**Prompt:** Where a line contains the word "icon", copy that line from the records below.
---*---
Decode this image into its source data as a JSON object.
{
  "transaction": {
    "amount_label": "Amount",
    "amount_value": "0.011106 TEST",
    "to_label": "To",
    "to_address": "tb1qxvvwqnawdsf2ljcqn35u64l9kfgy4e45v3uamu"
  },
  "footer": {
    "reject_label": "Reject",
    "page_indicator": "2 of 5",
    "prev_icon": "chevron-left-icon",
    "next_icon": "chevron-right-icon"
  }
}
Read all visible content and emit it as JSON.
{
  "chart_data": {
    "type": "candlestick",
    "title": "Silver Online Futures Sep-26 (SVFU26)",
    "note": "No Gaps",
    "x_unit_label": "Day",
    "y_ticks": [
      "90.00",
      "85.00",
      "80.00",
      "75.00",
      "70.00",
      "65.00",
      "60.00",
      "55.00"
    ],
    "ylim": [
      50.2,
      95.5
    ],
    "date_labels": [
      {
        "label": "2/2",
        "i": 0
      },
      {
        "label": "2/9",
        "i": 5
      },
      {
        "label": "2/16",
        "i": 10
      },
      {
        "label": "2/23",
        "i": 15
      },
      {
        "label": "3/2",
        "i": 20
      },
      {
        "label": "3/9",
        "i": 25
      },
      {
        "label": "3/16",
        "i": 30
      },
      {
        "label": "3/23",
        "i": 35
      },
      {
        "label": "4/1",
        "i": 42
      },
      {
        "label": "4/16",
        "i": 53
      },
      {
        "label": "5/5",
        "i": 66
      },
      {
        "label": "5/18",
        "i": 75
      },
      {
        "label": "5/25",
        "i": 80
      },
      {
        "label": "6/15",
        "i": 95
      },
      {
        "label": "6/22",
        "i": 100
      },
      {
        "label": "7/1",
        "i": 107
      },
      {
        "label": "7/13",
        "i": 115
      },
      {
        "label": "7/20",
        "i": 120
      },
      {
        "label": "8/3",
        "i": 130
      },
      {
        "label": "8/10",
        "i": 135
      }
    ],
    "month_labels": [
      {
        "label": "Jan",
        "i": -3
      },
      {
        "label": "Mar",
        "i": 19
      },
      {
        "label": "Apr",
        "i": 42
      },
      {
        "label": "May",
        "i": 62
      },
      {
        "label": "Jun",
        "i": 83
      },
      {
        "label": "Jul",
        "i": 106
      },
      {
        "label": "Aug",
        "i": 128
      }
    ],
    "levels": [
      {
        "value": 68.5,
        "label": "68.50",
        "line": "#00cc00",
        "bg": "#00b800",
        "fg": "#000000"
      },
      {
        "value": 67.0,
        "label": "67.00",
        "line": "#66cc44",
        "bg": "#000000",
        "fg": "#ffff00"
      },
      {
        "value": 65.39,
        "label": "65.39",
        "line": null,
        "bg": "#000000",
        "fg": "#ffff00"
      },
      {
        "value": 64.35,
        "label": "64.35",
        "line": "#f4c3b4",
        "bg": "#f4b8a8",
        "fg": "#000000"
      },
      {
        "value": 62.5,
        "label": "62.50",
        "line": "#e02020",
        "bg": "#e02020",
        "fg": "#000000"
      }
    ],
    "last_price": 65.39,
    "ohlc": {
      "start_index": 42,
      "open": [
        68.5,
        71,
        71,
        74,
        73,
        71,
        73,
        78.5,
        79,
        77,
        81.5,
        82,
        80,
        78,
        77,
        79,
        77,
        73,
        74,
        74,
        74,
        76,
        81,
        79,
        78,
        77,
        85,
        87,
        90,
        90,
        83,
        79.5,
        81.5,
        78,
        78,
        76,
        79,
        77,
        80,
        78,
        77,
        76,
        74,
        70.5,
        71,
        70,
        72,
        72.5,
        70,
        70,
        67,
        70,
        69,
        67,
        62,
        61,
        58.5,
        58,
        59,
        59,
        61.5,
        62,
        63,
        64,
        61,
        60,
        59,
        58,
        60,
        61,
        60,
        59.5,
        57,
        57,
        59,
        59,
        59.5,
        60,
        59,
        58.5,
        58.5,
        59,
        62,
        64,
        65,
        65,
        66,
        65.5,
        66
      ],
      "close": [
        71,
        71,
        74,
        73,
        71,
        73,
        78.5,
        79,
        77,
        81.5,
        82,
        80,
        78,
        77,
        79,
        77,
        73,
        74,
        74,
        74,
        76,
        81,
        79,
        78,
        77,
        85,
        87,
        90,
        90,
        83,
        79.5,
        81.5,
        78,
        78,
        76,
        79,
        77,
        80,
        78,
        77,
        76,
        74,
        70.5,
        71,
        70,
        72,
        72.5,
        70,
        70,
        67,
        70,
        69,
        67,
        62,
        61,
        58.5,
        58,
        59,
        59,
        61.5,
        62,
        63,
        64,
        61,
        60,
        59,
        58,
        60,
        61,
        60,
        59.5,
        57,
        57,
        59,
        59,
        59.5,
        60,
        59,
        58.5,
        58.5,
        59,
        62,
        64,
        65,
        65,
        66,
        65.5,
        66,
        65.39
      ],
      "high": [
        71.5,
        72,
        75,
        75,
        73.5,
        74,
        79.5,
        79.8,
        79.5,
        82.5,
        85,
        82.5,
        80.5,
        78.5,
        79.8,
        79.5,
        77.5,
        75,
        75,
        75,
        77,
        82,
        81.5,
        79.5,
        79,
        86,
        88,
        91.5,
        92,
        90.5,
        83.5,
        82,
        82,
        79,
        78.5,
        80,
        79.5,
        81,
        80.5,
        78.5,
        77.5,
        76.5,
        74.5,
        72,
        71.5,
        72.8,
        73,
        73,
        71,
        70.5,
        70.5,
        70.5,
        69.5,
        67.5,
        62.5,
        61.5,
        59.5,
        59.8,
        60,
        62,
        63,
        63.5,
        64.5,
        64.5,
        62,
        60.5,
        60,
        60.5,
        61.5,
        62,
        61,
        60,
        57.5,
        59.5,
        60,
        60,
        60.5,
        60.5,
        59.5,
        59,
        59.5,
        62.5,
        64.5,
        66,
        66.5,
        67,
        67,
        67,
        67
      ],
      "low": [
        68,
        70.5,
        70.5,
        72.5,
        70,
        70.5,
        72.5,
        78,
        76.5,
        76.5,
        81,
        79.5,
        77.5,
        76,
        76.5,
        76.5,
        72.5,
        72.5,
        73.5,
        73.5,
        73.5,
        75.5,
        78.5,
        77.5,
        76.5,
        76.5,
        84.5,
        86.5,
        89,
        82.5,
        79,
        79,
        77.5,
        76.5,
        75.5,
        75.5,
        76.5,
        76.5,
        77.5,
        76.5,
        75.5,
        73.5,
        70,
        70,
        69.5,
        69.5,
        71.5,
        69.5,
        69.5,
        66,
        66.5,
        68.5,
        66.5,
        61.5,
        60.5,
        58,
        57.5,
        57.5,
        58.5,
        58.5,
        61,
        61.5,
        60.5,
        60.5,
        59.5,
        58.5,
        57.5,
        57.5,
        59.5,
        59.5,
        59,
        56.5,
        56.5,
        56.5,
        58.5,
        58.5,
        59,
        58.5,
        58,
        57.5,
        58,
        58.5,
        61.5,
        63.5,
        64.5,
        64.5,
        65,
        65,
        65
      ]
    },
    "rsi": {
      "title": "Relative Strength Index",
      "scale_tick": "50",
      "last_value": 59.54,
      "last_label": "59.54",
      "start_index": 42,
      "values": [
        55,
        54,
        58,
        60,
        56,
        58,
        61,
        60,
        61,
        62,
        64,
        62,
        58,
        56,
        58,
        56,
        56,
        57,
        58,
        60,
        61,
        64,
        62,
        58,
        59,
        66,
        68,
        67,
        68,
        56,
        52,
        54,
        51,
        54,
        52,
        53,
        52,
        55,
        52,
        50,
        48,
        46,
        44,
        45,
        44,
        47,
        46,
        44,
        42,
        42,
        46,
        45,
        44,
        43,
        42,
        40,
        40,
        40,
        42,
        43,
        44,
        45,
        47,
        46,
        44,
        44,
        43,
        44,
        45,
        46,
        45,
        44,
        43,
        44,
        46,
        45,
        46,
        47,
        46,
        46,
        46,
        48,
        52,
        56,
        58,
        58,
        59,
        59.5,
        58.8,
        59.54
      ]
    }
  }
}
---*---
**Output for this exercise:**
    "prev_icon": "chevron-left-icon",
    "next_icon": "chevron-right-icon"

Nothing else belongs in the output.